AdA cer­ti­fi­ca­te for our dual stu­dents And­re and Ro­bert

In the first week of April we took part in a cour­se for the “AdA cer­ti­fi­ca­te”. AdA stands for “training of trai­ners”.

The cour­se was con­duc­ted di­rec­t­ly af­ter our last theo­re­ti­cal pha­se at the DHBW Mos­bach by an ex­ter­nal ser­vice pro­vi­der. The to­pics that are ne­cessa­ry for the pro­fes­sio­nal sui­ta­bi­li­ty were worked on. It is about pro­fes­sio­nal as well as pro­fes­sio­nal and work pe­dago­gi­cal skills, know­ledge and abi­li­ties. Ac­cord­ing to the AEVO (Or­di­nan­ce on Trai­ner Ap­ti­tu­de), pro­of of this is re­qui­red, which we have pro­vi­ded with the AdA cer­ti­fi­ca­te.

In con­cre­te terms, we have worked on the fol­lo­wing to­pics:

We star­ted with the le­gal foun­da­ti­ons re­la­ting to training. This is about the laws and re­gu­la­ti­ons that must be ob­ser­ved in training. The­se could be, for examp­le, the Vo­ca­tio­nal Training Act, the Youth Em­ploy­ment Pro­tec­tion Act and the Training Re­gu­la­ti­ons. For this pur­po­se, case stu­dies were also made, which come di­rec­t­ly from prac­tice.

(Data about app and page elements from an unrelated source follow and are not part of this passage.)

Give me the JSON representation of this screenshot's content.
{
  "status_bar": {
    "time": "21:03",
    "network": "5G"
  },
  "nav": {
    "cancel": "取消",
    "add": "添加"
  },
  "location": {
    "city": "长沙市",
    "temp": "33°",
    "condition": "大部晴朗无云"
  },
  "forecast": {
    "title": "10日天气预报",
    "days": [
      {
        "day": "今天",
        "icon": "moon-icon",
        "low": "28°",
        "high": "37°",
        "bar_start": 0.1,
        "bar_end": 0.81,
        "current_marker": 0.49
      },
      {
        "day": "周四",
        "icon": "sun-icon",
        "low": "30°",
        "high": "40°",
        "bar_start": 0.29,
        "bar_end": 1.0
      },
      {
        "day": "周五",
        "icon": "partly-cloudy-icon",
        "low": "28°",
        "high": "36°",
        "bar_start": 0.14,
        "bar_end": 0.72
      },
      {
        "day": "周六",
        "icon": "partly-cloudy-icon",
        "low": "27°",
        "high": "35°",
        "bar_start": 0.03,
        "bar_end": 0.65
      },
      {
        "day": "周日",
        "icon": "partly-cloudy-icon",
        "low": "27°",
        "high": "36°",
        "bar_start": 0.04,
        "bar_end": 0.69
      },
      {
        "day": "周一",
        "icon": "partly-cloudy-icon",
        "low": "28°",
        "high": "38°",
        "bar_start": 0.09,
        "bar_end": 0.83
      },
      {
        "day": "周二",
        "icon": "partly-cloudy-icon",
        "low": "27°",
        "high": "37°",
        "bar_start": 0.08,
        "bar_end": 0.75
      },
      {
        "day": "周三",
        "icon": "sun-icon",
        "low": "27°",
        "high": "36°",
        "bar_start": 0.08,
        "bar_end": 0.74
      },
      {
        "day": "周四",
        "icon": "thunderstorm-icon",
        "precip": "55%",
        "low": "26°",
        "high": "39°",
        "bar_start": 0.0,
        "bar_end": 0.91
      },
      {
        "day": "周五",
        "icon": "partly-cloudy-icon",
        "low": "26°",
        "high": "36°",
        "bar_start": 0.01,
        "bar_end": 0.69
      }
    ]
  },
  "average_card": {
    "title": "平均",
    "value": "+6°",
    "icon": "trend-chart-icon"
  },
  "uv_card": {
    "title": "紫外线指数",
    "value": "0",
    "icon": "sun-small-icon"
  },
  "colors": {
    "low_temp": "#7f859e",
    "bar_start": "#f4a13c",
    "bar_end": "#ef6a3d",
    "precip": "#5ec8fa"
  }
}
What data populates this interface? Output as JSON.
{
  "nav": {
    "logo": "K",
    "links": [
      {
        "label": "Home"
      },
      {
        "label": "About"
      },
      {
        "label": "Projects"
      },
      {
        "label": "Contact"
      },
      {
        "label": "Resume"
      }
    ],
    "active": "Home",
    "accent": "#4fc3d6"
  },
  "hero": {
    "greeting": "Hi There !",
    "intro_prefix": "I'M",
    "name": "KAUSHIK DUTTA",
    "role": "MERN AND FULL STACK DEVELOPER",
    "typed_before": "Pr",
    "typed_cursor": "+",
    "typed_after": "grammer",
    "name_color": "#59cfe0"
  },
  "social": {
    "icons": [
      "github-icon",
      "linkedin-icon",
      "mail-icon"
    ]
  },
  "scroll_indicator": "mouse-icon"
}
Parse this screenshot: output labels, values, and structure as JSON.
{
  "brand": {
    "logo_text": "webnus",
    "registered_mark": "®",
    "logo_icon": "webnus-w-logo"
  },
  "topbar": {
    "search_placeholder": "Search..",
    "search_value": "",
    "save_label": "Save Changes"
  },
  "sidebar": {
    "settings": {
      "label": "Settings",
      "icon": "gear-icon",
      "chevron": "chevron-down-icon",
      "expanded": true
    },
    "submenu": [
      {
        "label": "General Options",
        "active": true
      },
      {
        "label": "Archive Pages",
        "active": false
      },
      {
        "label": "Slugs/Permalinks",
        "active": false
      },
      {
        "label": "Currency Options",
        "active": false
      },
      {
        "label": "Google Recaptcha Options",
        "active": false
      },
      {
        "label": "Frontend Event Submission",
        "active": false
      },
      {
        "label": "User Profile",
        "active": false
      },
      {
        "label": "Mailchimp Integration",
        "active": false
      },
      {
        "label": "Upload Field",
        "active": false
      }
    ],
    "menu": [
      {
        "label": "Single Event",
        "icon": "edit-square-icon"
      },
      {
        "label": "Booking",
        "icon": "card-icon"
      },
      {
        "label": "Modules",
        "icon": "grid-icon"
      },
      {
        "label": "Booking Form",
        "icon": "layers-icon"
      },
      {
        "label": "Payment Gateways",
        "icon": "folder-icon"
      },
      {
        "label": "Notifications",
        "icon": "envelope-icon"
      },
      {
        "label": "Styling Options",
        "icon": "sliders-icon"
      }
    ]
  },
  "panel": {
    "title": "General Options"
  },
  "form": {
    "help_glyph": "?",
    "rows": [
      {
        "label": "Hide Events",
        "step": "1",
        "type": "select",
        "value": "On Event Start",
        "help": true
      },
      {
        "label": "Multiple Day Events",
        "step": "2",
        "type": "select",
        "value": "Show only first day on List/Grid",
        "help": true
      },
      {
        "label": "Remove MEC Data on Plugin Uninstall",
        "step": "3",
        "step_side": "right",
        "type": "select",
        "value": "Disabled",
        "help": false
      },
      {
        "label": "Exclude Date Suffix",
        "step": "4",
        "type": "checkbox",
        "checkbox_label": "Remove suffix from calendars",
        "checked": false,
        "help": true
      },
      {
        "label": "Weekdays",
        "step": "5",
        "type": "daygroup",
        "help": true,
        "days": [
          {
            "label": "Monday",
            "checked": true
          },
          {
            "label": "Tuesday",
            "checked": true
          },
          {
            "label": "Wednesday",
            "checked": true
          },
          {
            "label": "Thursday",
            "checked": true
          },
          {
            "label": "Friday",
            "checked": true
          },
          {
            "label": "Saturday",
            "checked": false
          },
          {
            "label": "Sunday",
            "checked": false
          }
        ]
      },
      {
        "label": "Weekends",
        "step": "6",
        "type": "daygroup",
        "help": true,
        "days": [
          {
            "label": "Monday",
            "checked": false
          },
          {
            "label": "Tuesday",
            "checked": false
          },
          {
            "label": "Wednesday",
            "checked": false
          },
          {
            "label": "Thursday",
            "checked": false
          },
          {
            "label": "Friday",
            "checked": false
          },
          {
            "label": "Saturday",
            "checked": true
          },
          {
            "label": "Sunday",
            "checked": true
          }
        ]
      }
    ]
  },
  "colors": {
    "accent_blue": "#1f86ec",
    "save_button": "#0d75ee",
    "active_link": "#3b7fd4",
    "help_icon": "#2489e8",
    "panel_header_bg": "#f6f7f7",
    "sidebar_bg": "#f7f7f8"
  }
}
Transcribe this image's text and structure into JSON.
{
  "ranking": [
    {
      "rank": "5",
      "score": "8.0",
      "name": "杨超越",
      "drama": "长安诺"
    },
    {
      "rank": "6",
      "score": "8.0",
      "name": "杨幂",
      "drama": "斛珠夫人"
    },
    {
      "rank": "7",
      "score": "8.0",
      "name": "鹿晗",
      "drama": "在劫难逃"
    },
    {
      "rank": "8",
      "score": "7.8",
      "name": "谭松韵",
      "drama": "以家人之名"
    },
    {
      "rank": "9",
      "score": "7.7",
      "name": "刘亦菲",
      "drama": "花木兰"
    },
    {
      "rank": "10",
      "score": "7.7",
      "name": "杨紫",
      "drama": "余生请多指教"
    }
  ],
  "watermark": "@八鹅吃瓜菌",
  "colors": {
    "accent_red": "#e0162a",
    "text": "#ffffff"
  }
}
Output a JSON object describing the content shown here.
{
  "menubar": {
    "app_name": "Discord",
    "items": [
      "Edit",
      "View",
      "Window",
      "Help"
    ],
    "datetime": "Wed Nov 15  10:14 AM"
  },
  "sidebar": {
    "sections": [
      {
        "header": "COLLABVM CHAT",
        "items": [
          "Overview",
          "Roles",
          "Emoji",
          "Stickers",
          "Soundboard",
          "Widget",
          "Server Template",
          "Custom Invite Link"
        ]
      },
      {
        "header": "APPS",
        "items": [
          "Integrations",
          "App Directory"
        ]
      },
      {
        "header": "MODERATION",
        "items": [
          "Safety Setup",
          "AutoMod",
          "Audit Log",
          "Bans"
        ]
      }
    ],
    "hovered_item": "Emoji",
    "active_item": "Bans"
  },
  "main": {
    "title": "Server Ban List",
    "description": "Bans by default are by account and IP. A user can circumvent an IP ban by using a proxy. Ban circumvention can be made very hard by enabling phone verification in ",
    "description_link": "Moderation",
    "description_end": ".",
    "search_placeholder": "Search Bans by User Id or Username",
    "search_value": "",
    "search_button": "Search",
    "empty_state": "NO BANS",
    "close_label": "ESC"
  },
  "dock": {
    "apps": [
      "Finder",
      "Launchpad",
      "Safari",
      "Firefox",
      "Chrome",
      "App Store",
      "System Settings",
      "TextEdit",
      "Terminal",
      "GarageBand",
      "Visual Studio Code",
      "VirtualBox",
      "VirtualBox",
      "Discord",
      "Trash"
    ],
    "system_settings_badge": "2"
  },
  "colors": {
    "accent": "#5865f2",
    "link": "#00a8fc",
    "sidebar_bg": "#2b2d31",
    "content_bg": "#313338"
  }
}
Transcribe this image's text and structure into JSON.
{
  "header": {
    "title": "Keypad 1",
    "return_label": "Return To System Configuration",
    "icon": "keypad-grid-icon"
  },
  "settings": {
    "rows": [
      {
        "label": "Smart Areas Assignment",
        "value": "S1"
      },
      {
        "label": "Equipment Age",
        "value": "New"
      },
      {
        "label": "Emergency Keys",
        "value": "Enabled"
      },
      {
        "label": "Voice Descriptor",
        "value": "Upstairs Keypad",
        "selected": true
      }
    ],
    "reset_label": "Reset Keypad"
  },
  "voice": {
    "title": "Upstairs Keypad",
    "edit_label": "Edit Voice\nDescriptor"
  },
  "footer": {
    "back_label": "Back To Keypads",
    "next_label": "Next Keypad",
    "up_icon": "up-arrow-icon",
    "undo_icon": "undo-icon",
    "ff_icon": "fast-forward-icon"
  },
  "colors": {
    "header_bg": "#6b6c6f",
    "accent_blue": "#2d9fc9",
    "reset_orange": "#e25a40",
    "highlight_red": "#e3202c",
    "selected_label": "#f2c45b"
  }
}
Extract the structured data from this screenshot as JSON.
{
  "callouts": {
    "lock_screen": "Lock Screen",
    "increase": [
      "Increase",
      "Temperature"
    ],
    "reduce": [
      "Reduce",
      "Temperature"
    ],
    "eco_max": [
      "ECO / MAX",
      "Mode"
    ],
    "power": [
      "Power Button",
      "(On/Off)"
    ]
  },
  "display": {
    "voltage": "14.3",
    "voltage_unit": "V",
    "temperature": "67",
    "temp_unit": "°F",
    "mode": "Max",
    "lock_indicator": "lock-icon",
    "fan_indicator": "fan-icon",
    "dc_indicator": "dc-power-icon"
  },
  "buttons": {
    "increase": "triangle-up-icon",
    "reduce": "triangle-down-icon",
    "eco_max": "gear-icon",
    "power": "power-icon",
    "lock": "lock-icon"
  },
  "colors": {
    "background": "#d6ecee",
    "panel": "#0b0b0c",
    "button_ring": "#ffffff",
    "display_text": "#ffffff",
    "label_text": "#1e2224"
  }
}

We then worked out how the training can be plan­ned and or­ga­nis­ed. The training frame­work plan, which is the gui­de­li­ne for the fac­tu­al and time struc­tu­re, plays a ma­jor role here. This de­fi­nes the to­pics that must be taught du­ring training.

In or­der to con­vey the lear­ning con­tents in an in­di­vi­dual­ly sui­ta­ble way, the cor­re­spon­ding me­thods and pe­dago­gi­cal me­ans must also be known. That is why we have stu­di­ed the dif­fe­rent ty­pes of hu­man lear­ning and tea­ching me­thods. It is par­ti­cu­lar­ly im­portant to select, plan and im­ple­ment a sui­ta­ble tea­ching me­thod for the con­tent. This is pre­cise­ly why in­di­vi­du­al lear­ning me­thods were com­pa­red with each other in or­der to be able to select a sui­ta­ble me­thod.

In or­der to pro­ve the lear­ning con­tent, we also had to take an ex­ami­na­ti­on. This ex­ami­na­ti­on was di­vi­ded into a theo­re­ti­cal and a prac­ti­cal part.

In the theo­re­ti­cal, writ­ten ex­ami­na­ti­on, above all, the le­gal foun­da­ti­ons and the lear­ning me­thods were ques­tio­ned.

For the prac­ti­cal, oral ex­ami­na­ti­on, we had to draw up a con­cre­te in­st­ruc­tion con­cept for one area from the training frame­work plan. This in­clu­des, among other things, the in­di­ca­ti­ve, rough and fine lear­ning tar­gets as well as the cho­sen in­st­ruc­tion me­thod. Of cour­se, this had to be ba­sed on the new­ly ac­qui­red know­ledge.

The con­cept was then car­ri­ed out in the prac­ti­cal ex­ami­na­ti­on with an ac­tor trai­nee. Af­ter­wards, ques­ti­ons about our con­cepts or the other to­pics were as­ked.

In this cour­se we had a lot of fun and lear­ned a lot that is im­portant for the training. The va­rious lear­ning me­thods are also an in­st­ruc­tive ex­pe­ri­ence for us per­so­nal­ly and help us to pro­gress in our ever­y­day lives and in our stu­dies.

Close Menu